How does soy promote weight loss? Scientist finds another clue

May 01, 2007

Research shows that when soy consumption goes up, weight goes down. A new University of Illinois study may help scientists understand exactly how that weight loss happens.

"We wanted to compare the effects of soy protein hydrolysates and soy peptides with those of leptin because we hypothesized that soy might behave in the body in a similar way. Leptin is a hormone produced in our adipose tissue that interacts with receptors in the brain and signals us that we’re full so we stop eating," said Elvira de Mejia, a U of I assistant professor of food science and human nutrition.

The researchers wanted to see if soy protein hydrolysates could affect these regulatory hormones and their receptors.

"And we found that soy did have an effect on these mechanisms and hormones that are induced in the body to help us degrade lipids and reduce body weight, but it did so by boosting metabolism and not by reducing food intake," she said.

To compare soy peptides with leptin, de Mejia’s graduate student Nerissa Vaughn, with the help of associate professor Lee Beverly, implanted cannulas in the brains of lab rats; they then injected leptin as a positive control. When the scientists could see their model was working, they injected two formulations of hydrolyzed soy protein and soy peptides so the scientists could monitor the effects of each on food intake and weight loss.

Injections were given three times a week for two weeks; during that time, the animals had unlimited access to food and water. Food intake was measured 3, 6, 12, 24, and 48 hours after injection, and the rats were weighed 24 and 48 hours after injection. All rats received the same amount of exercise, and all rats lost weight.

But, after the third injection, de Mejia and Vaughn noticed a significant weight loss in the group of animals that had received one of the soy hydrolysates, even though the animals hadn’t changed their eating habits. In this instance, soy protein appeared to have caused weight loss not by reducing food intake but by altering the rats’ metabolism.

The experiment not only showed that soy peptides could interact with receptors in the brain, it also demonstrated that eating less isn’t always the reason for weight loss, the researcher said.

"Weight loss is a complex physiological event. It’s not always as simple as ‘Eat less or exercise more,’ said de Mejia.

"Losing weight is a cascade of many steps, beginning with the production of certain hormones and continuing with their action in the brain. Some people are resistant to these hormones, just as other people are insulin-resistant. These people never receive the message from the brain that tells them they’re full," she added.

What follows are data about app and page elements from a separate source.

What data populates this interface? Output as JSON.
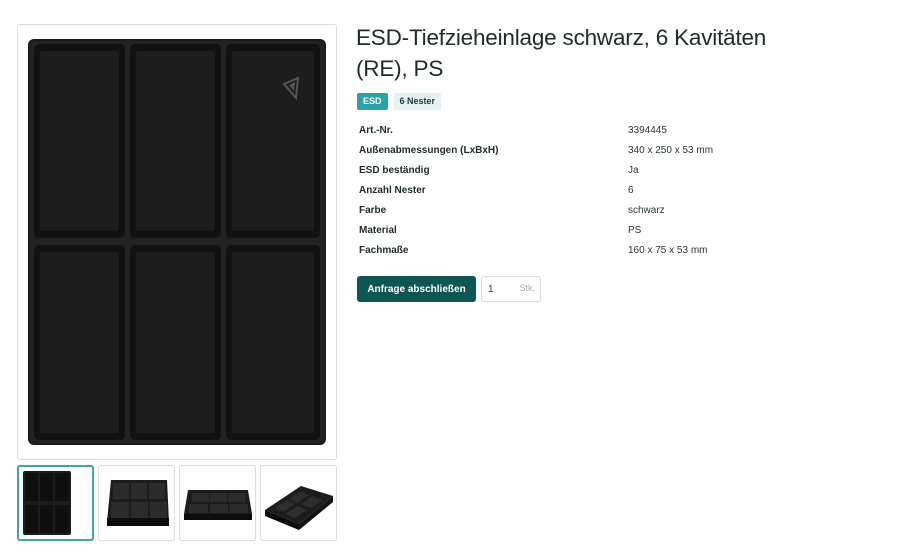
{
  "product": {
    "title": "ESD-Tiefzieheinlage schwarz, 6 Kavitäten (RE), PS",
    "badges": [
      "ESD",
      "6 Nester"
    ],
    "specs": [
      {
        "label": "Art.-Nr.",
        "value": "3394445"
      },
      {
        "label": "Außenabmessungen (LxBxH)",
        "value": "340 x 250 x 53 mm"
      },
      {
        "label": "ESD beständig",
        "value": "Ja"
      },
      {
        "label": "Anzahl Nester",
        "value": "6"
      },
      {
        "label": "Farbe",
        "value": "schwarz"
      },
      {
        "label": "Material",
        "value": "PS"
      },
      {
        "label": "Fachmaße",
        "value": "160 x 75 x 53 mm"
      }
    ]
  },
  "actions": {
    "request_label": "Anfrage abschließen",
    "quantity_value": "1",
    "quantity_unit": "Stk."
  },
  "gallery": {
    "thumbnail_count": 4,
    "active_thumbnail": 1,
    "main_image_icon": "esd-symbol-icon"
  },
  "colors": {
    "accent": "#2aa4a6",
    "button": "#0e5653",
    "tray": "#1b1b1b"
  }
}
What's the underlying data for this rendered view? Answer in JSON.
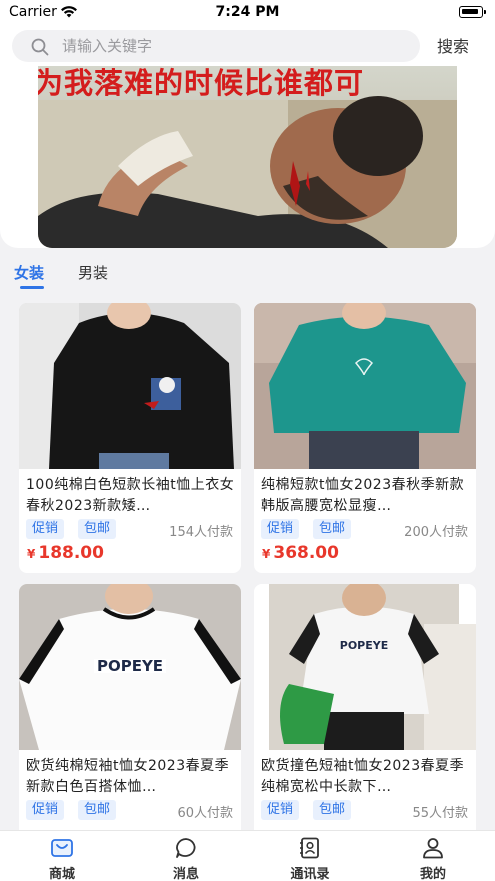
{
  "status_bar": {
    "carrier": "Carrier",
    "time": "7:24 PM"
  },
  "search": {
    "placeholder": "请输入关键字",
    "button_label": "搜索"
  },
  "banner": {
    "headline": "为我落难的时候比谁都可"
  },
  "tabs": [
    {
      "label": "女装",
      "active": true
    },
    {
      "label": "男装",
      "active": false
    }
  ],
  "products": [
    {
      "title": "100纯棉白色短款长袖t恤上衣女春秋2023新款矮…",
      "tags": [
        "促销",
        "包邮"
      ],
      "sales": "154人付款",
      "currency": "¥",
      "price": "188.00"
    },
    {
      "title": "纯棉短款t恤女2023春秋季新款韩版高腰宽松显瘦…",
      "tags": [
        "促销",
        "包邮"
      ],
      "sales": "200人付款",
      "currency": "¥",
      "price": "368.00"
    },
    {
      "title": "欧货纯棉短袖t恤女2023春夏季新款白色百搭体恤…",
      "tags": [
        "促销",
        "包邮"
      ],
      "sales": "60人付款",
      "currency": "¥",
      "price": ""
    },
    {
      "title": "欧货撞色短袖t恤女2023春夏季纯棉宽松中长款下…",
      "tags": [
        "促销",
        "包邮"
      ],
      "sales": "55人付款",
      "currency": "¥",
      "price": ""
    }
  ],
  "bottom_nav": [
    {
      "label": "商城",
      "icon": "shop-icon"
    },
    {
      "label": "消息",
      "icon": "message-icon"
    },
    {
      "label": "通讯录",
      "icon": "contacts-icon"
    },
    {
      "label": "我的",
      "icon": "profile-icon"
    }
  ],
  "colors": {
    "accent": "#2f74e6",
    "price": "#e8372b",
    "tag_bg": "#e8f0fd"
  }
}
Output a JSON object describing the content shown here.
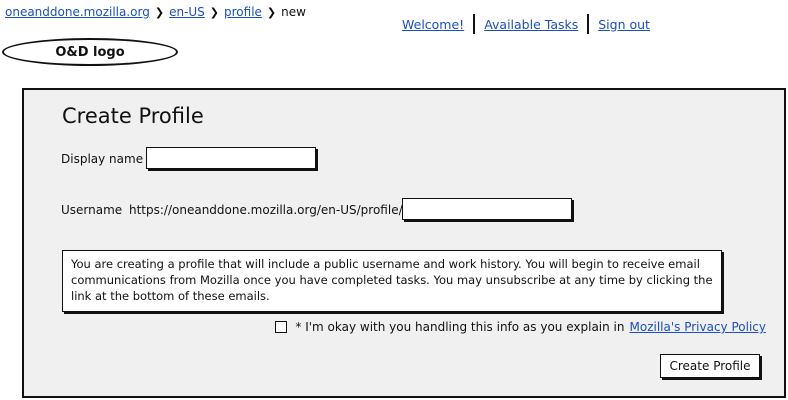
{
  "breadcrumb": {
    "items": [
      "oneanddone.mozilla.org",
      "en-US",
      "profile"
    ],
    "current": "new",
    "separator": "❯"
  },
  "top_nav": {
    "welcome": "Welcome!",
    "available_tasks": "Available Tasks",
    "sign_out": "Sign out"
  },
  "logo": {
    "text": "O&D logo"
  },
  "form": {
    "title": "Create Profile",
    "display_name_label": "Display name",
    "display_name_value": "",
    "username_label": "Username",
    "username_prefix": "https://oneanddone.mozilla.org/en-US/profile/",
    "username_value": "",
    "notice": "You are creating a profile that will include a public username and work history. You will begin to receive email communications from Mozilla once you have completed tasks. You may unsubscribe at any time by clicking the link at the bottom of these emails.",
    "consent_text": "* I'm okay with you handling this info as you explain in",
    "consent_link": "Mozilla's Privacy Policy",
    "consent_checked": false,
    "submit_label": "Create Profile"
  }
}
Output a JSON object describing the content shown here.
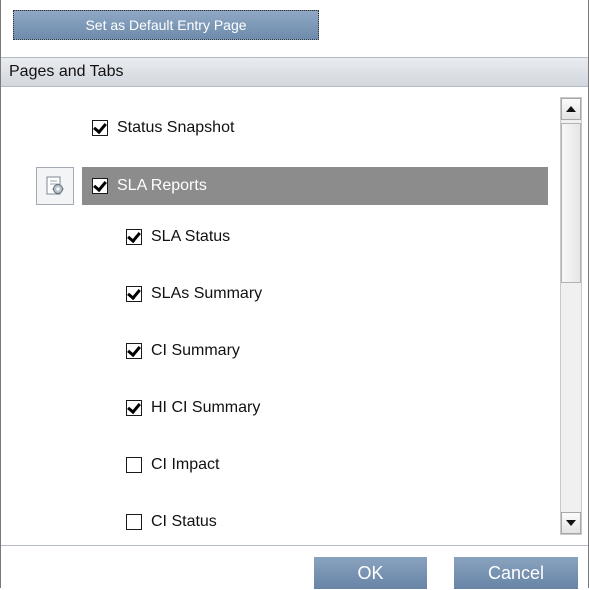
{
  "toolbar": {
    "default_button_label": "Set as Default Entry Page"
  },
  "section": {
    "title": "Pages and Tabs"
  },
  "items": [
    {
      "label": "Status Snapshot",
      "checked": true
    },
    {
      "label": "SLA Reports",
      "checked": true,
      "selected": true
    },
    {
      "label": "SLA Status",
      "checked": true
    },
    {
      "label": "SLAs Summary",
      "checked": true
    },
    {
      "label": "CI Summary",
      "checked": true
    },
    {
      "label": "HI CI Summary",
      "checked": true
    },
    {
      "label": "CI Impact",
      "checked": false
    },
    {
      "label": "CI Status",
      "checked": false
    }
  ],
  "icons": {
    "page_settings": "page-settings-icon",
    "scroll_up": "scroll-up-arrow-icon",
    "scroll_down": "scroll-down-arrow-icon"
  },
  "footer": {
    "ok_label": "OK",
    "cancel_label": "Cancel"
  },
  "colors": {
    "button": "#7895b5",
    "selected_row": "#8c8c8c",
    "header": "#dde1e7"
  }
}
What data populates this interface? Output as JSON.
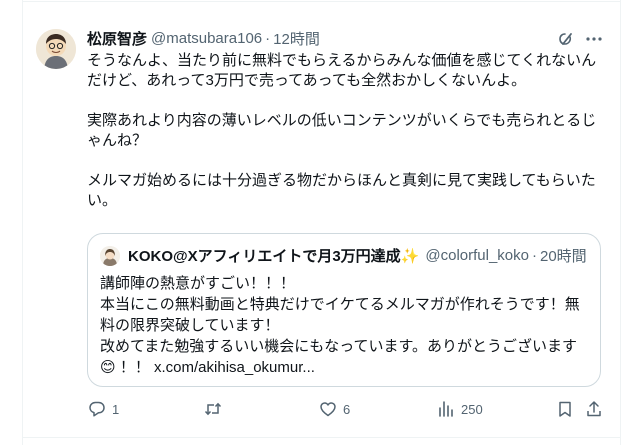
{
  "tweet": {
    "author": {
      "display_name": "松原智彦",
      "handle": "@matsubara106",
      "separator": "·",
      "time": "12時間"
    },
    "body": {
      "paragraph_1": "そうなんよ、当たり前に無料でもらえるからみんな価値を感じてくれないんだけど、あれって3万円で売ってあっても全然おかしくないんよ。",
      "paragraph_2": "実際あれより内容の薄いレベルの低いコンテンツがいくらでも売られとるじゃんね？",
      "paragraph_3": "メルマガ始めるには十分過ぎる物だからほんと真剣に見て実践してもらいたい。"
    },
    "quoted": {
      "display_name": "KOKO@Xアフィリエイトで月3万円達成",
      "name_emoji": "✨",
      "handle": "@colorful_koko",
      "separator": "·",
      "time": "20時間",
      "line_1": "講師陣の熱意がすごい！！！",
      "line_2": "本当にこの無料動画と特典だけでイケてるメルマガが作れそうです！無料の限界突破しています！",
      "line_3_text": "改めてまた勉強するいい機会にもなっています。ありがとうございます",
      "line_4_emoji": "😊",
      "line_4_text": "！！",
      "link": "x.com/akihisa_okumur..."
    },
    "actions": {
      "reply_count": "1",
      "retweet_count": "",
      "like_count": "6",
      "views_count": "250"
    },
    "icons": {
      "grok": "grok-icon",
      "more": "more-dots-icon",
      "reply": "reply-icon",
      "retweet": "retweet-icon",
      "like": "heart-icon",
      "views": "views-bar-chart-icon",
      "bookmark": "bookmark-icon",
      "share": "share-icon"
    },
    "colors": {
      "text": "#0f1419",
      "secondary": "#536471",
      "border": "#cfd9de"
    }
  }
}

de Mejia plans to continue investigating the effects of soy proteins on weight loss. She believes soy contains anorectic peptides that signal a feeling of satiety as well as peptides that boost the metabolism. Her next step will be to fractionate and purify the soy hydrolysates so that she can identify each peptide and understand its bioactivity.

Source: University of Illinois at Urbana-Champaign

Explore further: Stem cells faulty in Duchenne muscular dystrophy

add to favorites email to friend print save as pdf

Related Stories

Fingers pointed as climate talks deadlock

8 hours ago

Accusations flew at deadlocked UN climate talks in Lima on Saturday, as the United States warned that failure to compromise could doom the 22-year-old global forum.

Fun cryptography app pleases students and teachers

18 hours ago

Up on Google Play this week is Cryptoy...something that you might want to check out if you or someone you know wishes entry into the world of cryptography via an educational and fun app. You learn more about ciphers and keys; you ...

Recommended for you

Stem cells faulty in Duchenne muscular dystrophy

14 hours ago

Like human patients, mice with a form of Duchenne muscular dystrophy undergo progressive muscle degeneration and accumulate connective tissue as they age. Now, researchers at the Stanford University School of Medicine have ...

Here's how the prion protein protects us

18 hours ago

The cellular prion protein (PrPC) has the ability to protect the brain's neurons. Although scientists have known about this protective physiological function for some time, they were lacking detailed knowledge ...

Regulation of maternal miRNAs in early embryos revealed

19 hours ago

The Center for RNA Research at the Institute for Basic Science (IBS) has succeeded in revealing, for the first time, the mechanism of how miRNAs, which control gene expression, are regulated in the early embryonic stage.

User comments : 0

Please sign in to add a comment. Registration is free, and takes less than a minute. Read more

Click here to reset your password.
Sign in to get notified via email when new comments are made.